The national trends of salad-based restaurants caught hold here (Mad Greens, locally owned Baby Greens and Vinaigrette, another Dining Guide critic’s pick), and the poke wave crashed on Austin with Dining Guide critic’s pick Poke-Poke leading the way. There was so much growth (and such attractive rents outside of town) that Austin couldn’t contain it all. Round Rock got their own Hopdoddy and Veracruz All Natural, as well as a Salt Traders Coastal Cooking from the owner of Jack Allen’s Kitchen; the Amy’s Ice Creams owners opened Honey’s Pizza in Smithville, and Chuy’s opened in Cedar Park and San Marcos.

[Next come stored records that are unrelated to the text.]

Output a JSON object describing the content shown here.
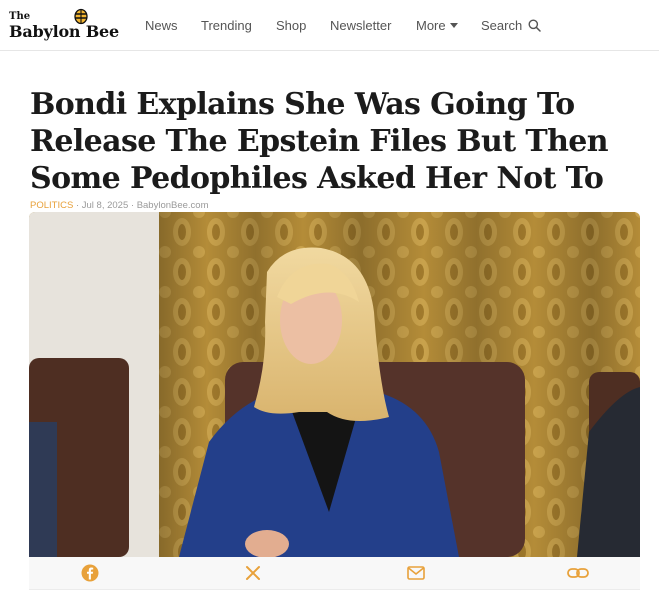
{
  "site": {
    "logo_small": "The",
    "logo_big": "Babylon Bee"
  },
  "nav": {
    "items": [
      "News",
      "Trending",
      "Shop",
      "Newsletter"
    ],
    "more_label": "More",
    "search_label": "Search"
  },
  "article": {
    "headline": "Bondi Explains She Was Going To Release The Epstein Files But Then Some Pedophiles Asked Her Not To",
    "category": "POLITICS",
    "date": "Jul 8, 2025",
    "source": "BabylonBee.com"
  },
  "share": {
    "buttons": [
      "facebook-icon",
      "x-icon",
      "email-icon",
      "link-icon"
    ]
  },
  "colors": {
    "accent": "#e8a13a",
    "headline": "#1b1b1b",
    "nav_text": "#555555"
  }
}
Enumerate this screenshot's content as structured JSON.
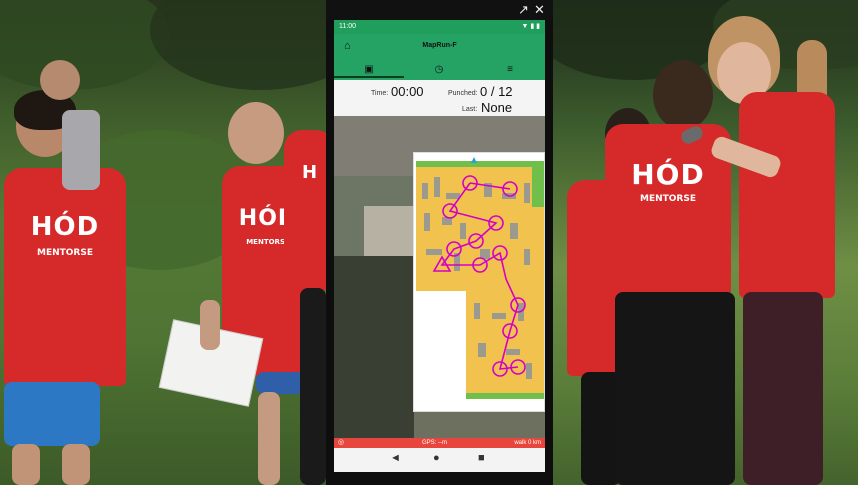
{
  "window": {
    "popout_icon": "popout-icon",
    "close_icon": "close-icon"
  },
  "status_bar": {
    "left_text": "11:00",
    "right_text": "▼ ▮ ▮"
  },
  "app": {
    "title": "MapRun-F",
    "home_icon": "home-icon",
    "tabs": [
      {
        "icon": "map-icon",
        "glyph": "▣",
        "active": true
      },
      {
        "icon": "clock-icon",
        "glyph": "◷",
        "active": false
      },
      {
        "icon": "menu-icon",
        "glyph": "≡",
        "active": false
      }
    ]
  },
  "info": {
    "time_label": "Time:",
    "time_value": "00:00",
    "punched_label": "Punched:",
    "punched_value": "0 / 12",
    "last_label": "Last:",
    "last_value": "None"
  },
  "status_footer": {
    "gps_text": "GPS: --m",
    "walk_text": "walk 0 km"
  },
  "nav": {
    "back_glyph": "◄",
    "home_glyph": "●",
    "recents_glyph": "■"
  },
  "shirts": {
    "brand": "HÓD",
    "sub": "MENTORSE"
  },
  "colors": {
    "accent": "#24a365",
    "gps_bar": "#e8453c",
    "course": "#d400c8",
    "shirt": "#d62a2a"
  }
}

There were a lot of new operators dipping into the market for the first time in 2016, but the year also saw established restaurateurs in Austin expanding their empires and introducing new concepts. Via 313 (another critic’s pick) opened on the Drag; El Chilito took to Burnet Road; Hanabi’s second location opened at Gateway; Dining Guide critic’s pick Fresa’s expanded with a larger location on South First Street; Deckhand Oyster Bar brought its Asian flare to South Lamar Boulevard; Taste of Ethiopia(another critic’s pick) moved into the Austin market from Pflugerville with a spot on South Congress Avenue; Thai Kun stretched from its trailer roots to a slick Rock Rose address; Jacoby’s team opened Tex-Mex restaurant Grizzelda’s across the street from its first restaurant, and the Vox Table group opened El Burro at the other end of the Lamar Union complex.
Despite the fact that the annual Austin Food & Wine Festival had to be canceled in 2016 due to inclement weather, Austin still got its share of national attention. Grae Nonas (formerly of Olamaie), Launderette, and Bryce Gilmore (Odd Duck and Barley Swine) all received James Beard finalist nods; Kevin Fink of Emmer & Rye (No. 6 in the Austin360 Dining Guide) was named a Best New Chef in America by Food & Wine magazine, and President Barack Obama and first lady Michele Obama stopped in for meals, he at Torchy’s Tacos and she at Salty Sow.